▶ **Dataset entries**:
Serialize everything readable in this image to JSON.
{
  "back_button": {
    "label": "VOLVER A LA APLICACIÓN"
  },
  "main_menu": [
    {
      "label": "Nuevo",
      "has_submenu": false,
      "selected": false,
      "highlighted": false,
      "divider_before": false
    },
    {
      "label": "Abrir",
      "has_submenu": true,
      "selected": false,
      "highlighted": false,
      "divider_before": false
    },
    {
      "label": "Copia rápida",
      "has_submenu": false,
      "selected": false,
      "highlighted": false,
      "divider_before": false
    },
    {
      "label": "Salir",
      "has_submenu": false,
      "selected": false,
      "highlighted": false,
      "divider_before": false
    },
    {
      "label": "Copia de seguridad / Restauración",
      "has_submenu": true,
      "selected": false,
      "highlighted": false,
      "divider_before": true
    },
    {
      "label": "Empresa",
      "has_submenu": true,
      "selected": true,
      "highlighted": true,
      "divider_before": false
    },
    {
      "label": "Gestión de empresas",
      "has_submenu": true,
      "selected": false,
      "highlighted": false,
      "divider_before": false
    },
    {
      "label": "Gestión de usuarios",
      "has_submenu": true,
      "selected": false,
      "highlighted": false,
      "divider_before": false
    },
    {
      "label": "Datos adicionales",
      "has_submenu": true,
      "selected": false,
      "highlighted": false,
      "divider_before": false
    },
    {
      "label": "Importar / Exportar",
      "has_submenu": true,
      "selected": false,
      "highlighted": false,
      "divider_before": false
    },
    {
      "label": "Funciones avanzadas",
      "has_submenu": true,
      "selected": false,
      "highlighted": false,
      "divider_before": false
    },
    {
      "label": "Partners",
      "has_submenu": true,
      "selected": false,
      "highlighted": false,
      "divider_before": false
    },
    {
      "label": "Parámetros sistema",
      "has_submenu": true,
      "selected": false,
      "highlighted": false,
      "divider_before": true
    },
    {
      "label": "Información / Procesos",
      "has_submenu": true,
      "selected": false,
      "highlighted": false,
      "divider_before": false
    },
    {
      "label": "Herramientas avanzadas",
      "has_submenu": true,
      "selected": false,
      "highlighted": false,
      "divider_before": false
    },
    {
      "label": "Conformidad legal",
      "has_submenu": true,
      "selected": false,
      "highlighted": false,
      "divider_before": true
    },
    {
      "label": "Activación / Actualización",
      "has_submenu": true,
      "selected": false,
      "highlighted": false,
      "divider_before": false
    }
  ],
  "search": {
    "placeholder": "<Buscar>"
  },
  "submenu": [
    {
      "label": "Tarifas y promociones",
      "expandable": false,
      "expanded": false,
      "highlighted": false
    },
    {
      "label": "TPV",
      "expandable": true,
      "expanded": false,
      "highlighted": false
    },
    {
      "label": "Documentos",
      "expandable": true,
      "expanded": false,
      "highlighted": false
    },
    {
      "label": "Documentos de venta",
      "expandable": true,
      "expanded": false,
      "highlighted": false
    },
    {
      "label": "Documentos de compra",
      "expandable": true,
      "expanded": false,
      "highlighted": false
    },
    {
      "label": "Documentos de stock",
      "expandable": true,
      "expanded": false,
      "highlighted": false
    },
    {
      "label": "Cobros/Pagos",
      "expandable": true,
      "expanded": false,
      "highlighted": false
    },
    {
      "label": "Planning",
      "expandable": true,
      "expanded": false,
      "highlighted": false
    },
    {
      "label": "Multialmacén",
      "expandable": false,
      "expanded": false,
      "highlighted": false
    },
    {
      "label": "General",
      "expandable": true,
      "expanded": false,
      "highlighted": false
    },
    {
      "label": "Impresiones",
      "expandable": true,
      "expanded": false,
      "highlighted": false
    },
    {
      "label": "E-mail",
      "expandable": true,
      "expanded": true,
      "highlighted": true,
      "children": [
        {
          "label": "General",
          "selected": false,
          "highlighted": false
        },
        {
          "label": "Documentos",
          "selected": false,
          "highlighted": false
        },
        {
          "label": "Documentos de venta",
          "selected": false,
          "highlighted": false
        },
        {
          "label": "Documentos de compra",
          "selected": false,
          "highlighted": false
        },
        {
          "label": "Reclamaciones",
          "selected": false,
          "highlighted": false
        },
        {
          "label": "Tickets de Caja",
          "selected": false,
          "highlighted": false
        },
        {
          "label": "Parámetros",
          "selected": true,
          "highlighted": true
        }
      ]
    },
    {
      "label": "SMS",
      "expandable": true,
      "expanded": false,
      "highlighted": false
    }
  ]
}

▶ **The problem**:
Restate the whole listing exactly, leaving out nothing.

▶ **Answer to this task**:
Serialize everything readable in this image to JSON.
{
  "back_button": {
    "label": "VOLVER A LA APLICACIÓN"
  },
  "main_menu": [
    {
      "label": "Nuevo",
      "has_submenu": false,
      "selected": false,
      "highlighted": false,
      "divider_before": false
    },
    {
      "label": "Abrir",
      "has_submenu": true,
      "selected": false,
      "highlighted": false,
      "divider_before": false
    },
    {
      "label": "Copia rápida",
      "has_submenu": false,
      "selected": false,
      "highlighted": false,
      "divider_before": false
    },
    {
      "label": "Salir",
      "has_submenu": false,
      "selected": false,
      "highlighted": false,
      "divider_before": false
    },
    {
      "label": "Copia de seguridad / Restauración",
      "has_submenu": true,
      "selected": false,
      "highlighted": false,
      "divider_before": true
    },
    {
      "label": "Empresa",
      "has_submenu": true,
      "selected": true,
      "highlighted": true,
      "divider_before": false
    },
    {
      "label": "Gestión de empresas",
      "has_submenu": true,
      "selected": false,
      "highlighted": false,
      "divider_before": false
    },
    {
      "label": "Gestión de usuarios",
      "has_submenu": true,
      "selected": false,
      "highlighted": false,
      "divider_before": false
    },
    {
      "label": "Datos adicionales",
      "has_submenu": true,
      "selected": false,
      "highlighted": false,
      "divider_before": false
    },
    {
      "label": "Importar / Exportar",
      "has_submenu": true,
      "selected": false,
      "highlighted": false,
      "divider_before": false
    },
    {
      "label": "Funciones avanzadas",
      "has_submenu": true,
      "selected": false,
      "highlighted": false,
      "divider_before": false
    },
    {
      "label": "Partners",
      "has_submenu": true,
      "selected": false,
      "highlighted": false,
      "divider_before": false
    },
    {
      "label": "Parámetros sistema",
      "has_submenu": true,
      "selected": false,
      "highlighted": false,
      "divider_before": true
    },
    {
      "label": "Información / Procesos",
      "has_submenu": true,
      "selected": false,
      "highlighted": false,
      "divider_before": false
    },
    {
      "label": "Herramientas avanzadas",
      "has_submenu": true,
      "selected": false,
      "highlighted": false,
      "divider_before": false
    },
    {
      "label": "Conformidad legal",
      "has_submenu": true,
      "selected": false,
      "highlighted": false,
      "divider_before": true
    },
    {
      "label": "Activación / Actualización",
      "has_submenu": true,
      "selected": false,
      "highlighted": false,
      "divider_before": false
    }
  ],
  "search": {
    "placeholder": "<Buscar>"
  },
  "submenu": [
    {
      "label": "Tarifas y promociones",
      "expandable": false,
      "expanded": false,
      "highlighted": false
    },
    {
      "label": "TPV",
      "expandable": true,
      "expanded": false,
      "highlighted": false
    },
    {
      "label": "Documentos",
      "expandable": true,
      "expanded": false,
      "highlighted": false
    },
    {
      "label": "Documentos de venta",
      "expandable": true,
      "expanded": false,
      "highlighted": false
    },
    {
      "label": "Documentos de compra",
      "expandable": true,
      "expanded": false,
      "highlighted": false
    },
    {
      "label": "Documentos de stock",
      "expandable": true,
      "expanded": false,
      "highlighted": false
    },
    {
      "label": "Cobros/Pagos",
      "expandable": true,
      "expanded": false,
      "highlighted": false
    },
    {
      "label": "Planning",
      "expandable": true,
      "expanded": false,
      "highlighted": false
    },
    {
      "label": "Multialmacén",
      "expandable": false,
      "expanded": false,
      "highlighted": false
    },
    {
      "label": "General",
      "expandable": true,
      "expanded": false,
      "highlighted": false
    },
    {
      "label": "Impresiones",
      "expandable": true,
      "expanded": false,
      "highlighted": false
    },
    {
      "label": "E-mail",
      "expandable": true,
      "expanded": true,
      "highlighted": true,
      "children": [
        {
          "label": "General",
          "selected": false,
          "highlighted": false
        },
        {
          "label": "Documentos",
          "selected": false,
          "highlighted": false
        },
        {
          "label": "Documentos de venta",
          "selected": false,
          "highlighted": false
        },
        {
          "label": "Documentos de compra",
          "selected": false,
          "highlighted": false
        },
        {
          "label": "Reclamaciones",
          "selected": false,
          "highlighted": false
        },
        {
          "label": "Tickets de Caja",
          "selected": false,
          "highlighted": false
        },
        {
          "label": "Parámetros",
          "selected": true,
          "highlighted": true
        }
      ]
    },
    {
      "label": "SMS",
      "expandable": true,
      "expanded": false,
      "highlighted": false
    }
  ]
}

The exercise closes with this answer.